Data about app and page elements
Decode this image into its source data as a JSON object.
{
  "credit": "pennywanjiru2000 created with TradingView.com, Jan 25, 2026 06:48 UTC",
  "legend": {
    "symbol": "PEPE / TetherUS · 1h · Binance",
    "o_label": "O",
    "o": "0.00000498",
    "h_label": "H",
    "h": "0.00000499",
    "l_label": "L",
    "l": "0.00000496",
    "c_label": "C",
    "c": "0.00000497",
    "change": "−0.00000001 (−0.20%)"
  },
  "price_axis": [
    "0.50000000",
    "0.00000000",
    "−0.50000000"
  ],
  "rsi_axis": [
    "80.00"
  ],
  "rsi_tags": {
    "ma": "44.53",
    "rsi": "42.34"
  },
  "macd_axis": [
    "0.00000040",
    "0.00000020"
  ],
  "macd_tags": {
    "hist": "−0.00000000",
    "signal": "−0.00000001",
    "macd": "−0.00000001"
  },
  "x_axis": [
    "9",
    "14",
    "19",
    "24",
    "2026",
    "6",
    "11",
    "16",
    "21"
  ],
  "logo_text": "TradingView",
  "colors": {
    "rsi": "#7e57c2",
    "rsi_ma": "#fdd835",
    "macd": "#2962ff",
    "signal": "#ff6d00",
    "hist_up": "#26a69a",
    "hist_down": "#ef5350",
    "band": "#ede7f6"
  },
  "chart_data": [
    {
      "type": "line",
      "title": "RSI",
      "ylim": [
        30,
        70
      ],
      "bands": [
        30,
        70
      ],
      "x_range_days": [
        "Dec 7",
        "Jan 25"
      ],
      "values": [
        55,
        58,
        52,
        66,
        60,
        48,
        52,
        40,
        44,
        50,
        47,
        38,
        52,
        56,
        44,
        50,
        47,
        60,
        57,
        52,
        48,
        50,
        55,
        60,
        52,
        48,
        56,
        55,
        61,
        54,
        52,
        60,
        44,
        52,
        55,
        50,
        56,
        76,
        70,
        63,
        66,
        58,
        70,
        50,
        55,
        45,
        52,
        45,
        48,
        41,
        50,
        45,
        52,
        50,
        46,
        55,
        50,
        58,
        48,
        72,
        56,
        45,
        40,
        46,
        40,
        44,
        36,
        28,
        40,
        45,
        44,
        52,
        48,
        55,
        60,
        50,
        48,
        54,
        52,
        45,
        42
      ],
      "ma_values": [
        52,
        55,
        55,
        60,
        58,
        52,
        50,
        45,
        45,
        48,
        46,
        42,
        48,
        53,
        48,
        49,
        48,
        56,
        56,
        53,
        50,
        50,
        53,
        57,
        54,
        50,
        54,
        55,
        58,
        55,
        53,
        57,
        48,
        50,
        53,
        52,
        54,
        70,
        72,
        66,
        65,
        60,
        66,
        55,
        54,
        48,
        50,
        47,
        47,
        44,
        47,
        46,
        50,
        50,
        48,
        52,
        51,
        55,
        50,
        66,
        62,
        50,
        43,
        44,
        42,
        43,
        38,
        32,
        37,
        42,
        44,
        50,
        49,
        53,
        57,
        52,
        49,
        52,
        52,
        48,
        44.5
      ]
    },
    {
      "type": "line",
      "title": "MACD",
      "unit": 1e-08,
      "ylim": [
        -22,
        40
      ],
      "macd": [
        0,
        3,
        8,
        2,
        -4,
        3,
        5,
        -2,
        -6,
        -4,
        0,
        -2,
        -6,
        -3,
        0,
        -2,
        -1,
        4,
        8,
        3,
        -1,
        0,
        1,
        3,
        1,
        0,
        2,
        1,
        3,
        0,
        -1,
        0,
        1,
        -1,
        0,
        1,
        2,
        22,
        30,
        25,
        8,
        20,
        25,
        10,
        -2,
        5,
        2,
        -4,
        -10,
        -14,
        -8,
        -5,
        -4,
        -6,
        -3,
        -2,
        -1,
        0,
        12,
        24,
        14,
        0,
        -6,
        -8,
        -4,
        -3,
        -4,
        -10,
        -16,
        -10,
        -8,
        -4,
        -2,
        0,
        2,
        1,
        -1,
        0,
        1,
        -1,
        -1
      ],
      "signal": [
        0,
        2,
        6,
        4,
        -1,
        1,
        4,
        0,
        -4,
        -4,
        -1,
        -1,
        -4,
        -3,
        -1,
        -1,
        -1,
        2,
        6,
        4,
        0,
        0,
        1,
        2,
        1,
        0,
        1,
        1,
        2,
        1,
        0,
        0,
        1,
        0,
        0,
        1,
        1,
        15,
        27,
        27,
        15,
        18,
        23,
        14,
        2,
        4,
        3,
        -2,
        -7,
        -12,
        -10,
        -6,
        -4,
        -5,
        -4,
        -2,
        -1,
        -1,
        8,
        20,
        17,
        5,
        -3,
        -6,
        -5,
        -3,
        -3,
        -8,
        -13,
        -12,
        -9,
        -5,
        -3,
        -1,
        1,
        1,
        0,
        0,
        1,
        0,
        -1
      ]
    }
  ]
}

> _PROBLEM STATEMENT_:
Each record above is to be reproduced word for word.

> _OUTPUT FOR THIS TASK_:
Decode this image into its source data as a JSON object.
{
  "credit": "pennywanjiru2000 created with TradingView.com, Jan 25, 2026 06:48 UTC",
  "legend": {
    "symbol": "PEPE / TetherUS · 1h · Binance",
    "o_label": "O",
    "o": "0.00000498",
    "h_label": "H",
    "h": "0.00000499",
    "l_label": "L",
    "l": "0.00000496",
    "c_label": "C",
    "c": "0.00000497",
    "change": "−0.00000001 (−0.20%)"
  },
  "price_axis": [
    "0.50000000",
    "0.00000000",
    "−0.50000000"
  ],
  "rsi_axis": [
    "80.00"
  ],
  "rsi_tags": {
    "ma": "44.53",
    "rsi": "42.34"
  },
  "macd_axis": [
    "0.00000040",
    "0.00000020"
  ],
  "macd_tags": {
    "hist": "−0.00000000",
    "signal": "−0.00000001",
    "macd": "−0.00000001"
  },
  "x_axis": [
    "9",
    "14",
    "19",
    "24",
    "2026",
    "6",
    "11",
    "16",
    "21"
  ],
  "logo_text": "TradingView",
  "colors": {
    "rsi": "#7e57c2",
    "rsi_ma": "#fdd835",
    "macd": "#2962ff",
    "signal": "#ff6d00",
    "hist_up": "#26a69a",
    "hist_down": "#ef5350",
    "band": "#ede7f6"
  },
  "chart_data": [
    {
      "type": "line",
      "title": "RSI",
      "ylim": [
        30,
        70
      ],
      "bands": [
        30,
        70
      ],
      "x_range_days": [
        "Dec 7",
        "Jan 25"
      ],
      "values": [
        55,
        58,
        52,
        66,
        60,
        48,
        52,
        40,
        44,
        50,
        47,
        38,
        52,
        56,
        44,
        50,
        47,
        60,
        57,
        52,
        48,
        50,
        55,
        60,
        52,
        48,
        56,
        55,
        61,
        54,
        52,
        60,
        44,
        52,
        55,
        50,
        56,
        76,
        70,
        63,
        66,
        58,
        70,
        50,
        55,
        45,
        52,
        45,
        48,
        41,
        50,
        45,
        52,
        50,
        46,
        55,
        50,
        58,
        48,
        72,
        56,
        45,
        40,
        46,
        40,
        44,
        36,
        28,
        40,
        45,
        44,
        52,
        48,
        55,
        60,
        50,
        48,
        54,
        52,
        45,
        42
      ],
      "ma_values": [
        52,
        55,
        55,
        60,
        58,
        52,
        50,
        45,
        45,
        48,
        46,
        42,
        48,
        53,
        48,
        49,
        48,
        56,
        56,
        53,
        50,
        50,
        53,
        57,
        54,
        50,
        54,
        55,
        58,
        55,
        53,
        57,
        48,
        50,
        53,
        52,
        54,
        70,
        72,
        66,
        65,
        60,
        66,
        55,
        54,
        48,
        50,
        47,
        47,
        44,
        47,
        46,
        50,
        50,
        48,
        52,
        51,
        55,
        50,
        66,
        62,
        50,
        43,
        44,
        42,
        43,
        38,
        32,
        37,
        42,
        44,
        50,
        49,
        53,
        57,
        52,
        49,
        52,
        52,
        48,
        44.5
      ]
    },
    {
      "type": "line",
      "title": "MACD",
      "unit": 1e-08,
      "ylim": [
        -22,
        40
      ],
      "macd": [
        0,
        3,
        8,
        2,
        -4,
        3,
        5,
        -2,
        -6,
        -4,
        0,
        -2,
        -6,
        -3,
        0,
        -2,
        -1,
        4,
        8,
        3,
        -1,
        0,
        1,
        3,
        1,
        0,
        2,
        1,
        3,
        0,
        -1,
        0,
        1,
        -1,
        0,
        1,
        2,
        22,
        30,
        25,
        8,
        20,
        25,
        10,
        -2,
        5,
        2,
        -4,
        -10,
        -14,
        -8,
        -5,
        -4,
        -6,
        -3,
        -2,
        -1,
        0,
        12,
        24,
        14,
        0,
        -6,
        -8,
        -4,
        -3,
        -4,
        -10,
        -16,
        -10,
        -8,
        -4,
        -2,
        0,
        2,
        1,
        -1,
        0,
        1,
        -1,
        -1
      ],
      "signal": [
        0,
        2,
        6,
        4,
        -1,
        1,
        4,
        0,
        -4,
        -4,
        -1,
        -1,
        -4,
        -3,
        -1,
        -1,
        -1,
        2,
        6,
        4,
        0,
        0,
        1,
        2,
        1,
        0,
        1,
        1,
        2,
        1,
        0,
        0,
        1,
        0,
        0,
        1,
        1,
        15,
        27,
        27,
        15,
        18,
        23,
        14,
        2,
        4,
        3,
        -2,
        -7,
        -12,
        -10,
        -6,
        -4,
        -5,
        -4,
        -2,
        -1,
        -1,
        8,
        20,
        17,
        5,
        -3,
        -6,
        -5,
        -3,
        -3,
        -8,
        -13,
        -12,
        -9,
        -5,
        -3,
        -1,
        1,
        1,
        0,
        0,
        1,
        0,
        -1
      ]
    }
  ]
}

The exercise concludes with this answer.